It was noted that no one came to the Planning and Zoning meeting to speak for or against the proposed subdivision.

Ward Five’s Bruce Siegmund said that he supported the action, as Ruston was short of affordable housing.

In other business, the council approved an architect and engineer for a fire station to replace the existing station on West California near the Louisiana Tech campus.

Also, an agenda item for engineering services related to sidewalk improvements on East Mississippi Avenue was postponed indefinitely by Mayor Ronny Walker.

Shadoin a Snitch for the Governor?


From The Hayride:

By Scott McKay

We’ve been told repeatedly by Shadoin’s Republican colleagues that House GOP delegation meetings are all but hopeless when he’s around. “We have to meet in small groups because when he’s in the delegation meetings he runs and tells the governor everything that’s said,” one complained. “We’ve gone back and forth over whether to kick him out.”

What’s shameful is Rob Shadoin’s misrepresentation of his constituents back in Ruston. District 12, which he supposedly represents, is one of the most conservative in the state. In the last four major elections in Louisiana, District 12 went 76 percent for Bill Cassidy, 64 percent for David Vitter, 75 percent for Donald Trump and 77 percent for John Kennedy. And yet Shadoin, who was on hand at Edwards’ inauguration, has put together one of the worst voting records of anyone with an “R” next to his name in the Louisiana legislature from the perspective of those conservative voters. His LABI scorecard marks indicate a pitiful 33 percent score in 2016 and a 49 percent score last year; this year isn’t likely to be any better when the final score comes out.

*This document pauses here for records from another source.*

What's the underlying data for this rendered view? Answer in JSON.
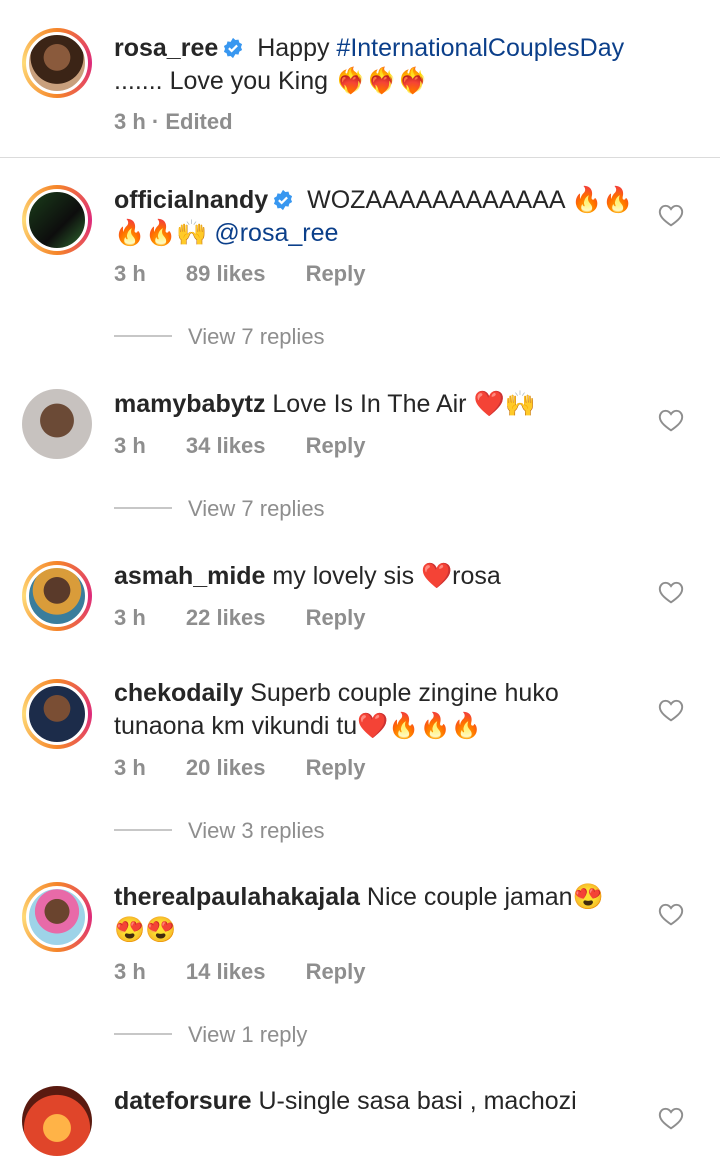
{
  "caption": {
    "username": "rosa_ree",
    "text_pre": "Happy ",
    "hashtag": "#InternationalCouplesDay",
    "text_post": "....... Love you King ❤️‍🔥❤️‍🔥❤️‍🔥",
    "time": "3 h · Edited"
  },
  "comments": [
    {
      "username": "officialnandy",
      "verified": true,
      "text": "WOZAAAAAAAAAAAA 🔥🔥🔥🔥🙌",
      "mention": "@rosa_ree",
      "time": "3 h",
      "likes": "89 likes",
      "reply": "Reply",
      "view_replies": "View 7 replies"
    },
    {
      "username": "mamybabytz",
      "text": "Love Is In The Air ❤️🙌",
      "time": "3 h",
      "likes": "34 likes",
      "reply": "Reply",
      "view_replies": "View 7 replies"
    },
    {
      "username": "asmah_mide",
      "text": "my lovely sis ❤️rosa",
      "time": "3 h",
      "likes": "22 likes",
      "reply": "Reply"
    },
    {
      "username": "chekodaily",
      "text": "Superb couple zingine huko tunaona km vikundi tu❤️🔥🔥🔥",
      "time": "3 h",
      "likes": "20 likes",
      "reply": "Reply",
      "view_replies": "View 3 replies"
    },
    {
      "username": "therealpaulahakajala",
      "text": "Nice couple jaman😍😍😍",
      "time": "3 h",
      "likes": "14 likes",
      "reply": "Reply",
      "view_replies": "View 1 reply"
    },
    {
      "username": "dateforsure",
      "text": "U-single sasa basi , machozi"
    }
  ],
  "colors": {
    "verified": "#3897f0",
    "hashtag": "#0b3f8a",
    "meta": "#8e8e8e"
  },
  "icons": {
    "like": "heart-outline-icon",
    "verified": "verified-badge-icon"
  }
}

Shadoin Makes AFP “Takers Dozen” List


Rep. Shadoin Revealed as Newest Member of AFP’s Taker’s Dozen

BATON ROUGE, La. – Americans for Prosperity-Louisiana (AFP-LA) announced the newest member of the Taker’s Dozen: Rep. Robert Shadoin.

AFP-LA State Director John Kay released the following statement:

“Rep. Shadoin has been in lockstep with his other Taker’s Dozen members raising taxes and growing the government. He can’t hide from his voting record of supporting increased taxes on small businesses, the income of hard-working Louisianans, online businesses, and an increased sales tax. We urge Rep. Shadoin to consider his constituents and vote against any tax increases as this special session winds down – they are tired of shelling out more of their hard-earned dollars to finance legislators’ reckless spending habits.”

Ruston Taxpayers to Pay $6.4 Million on Shopping Center Construction


A cooperative endeavor agreement signed last November obligates Ruston taxpayers for $6.4 million toward the site development of a retail development under construction at the northwest corner of I-20 and Cooktown Road.

Among the obligations are:

$1.75 million for paving, curbs and gutter
$1.4 million for earthwork
$.75 million for storm and sanitary sewers

The agreement was authorized last October, but at that time, no cost figures were mentioned.

In November, the council authorized an additional 1/2 cent sales tax within the tax district that encompasses the retail development. That tax is dedicated to fund infrastructure improvements related to the district.

Hutton, a Chattanooga-based company is the developer.

See here the complete document.

Ruston City Council Monday


Ruston’s Board of Aldermen will have the regular monthly meeting tomorrow (Monday, June 4), 5:30 PM, Ruston City Hall, 401 North Trenton.

Here’s the agenda.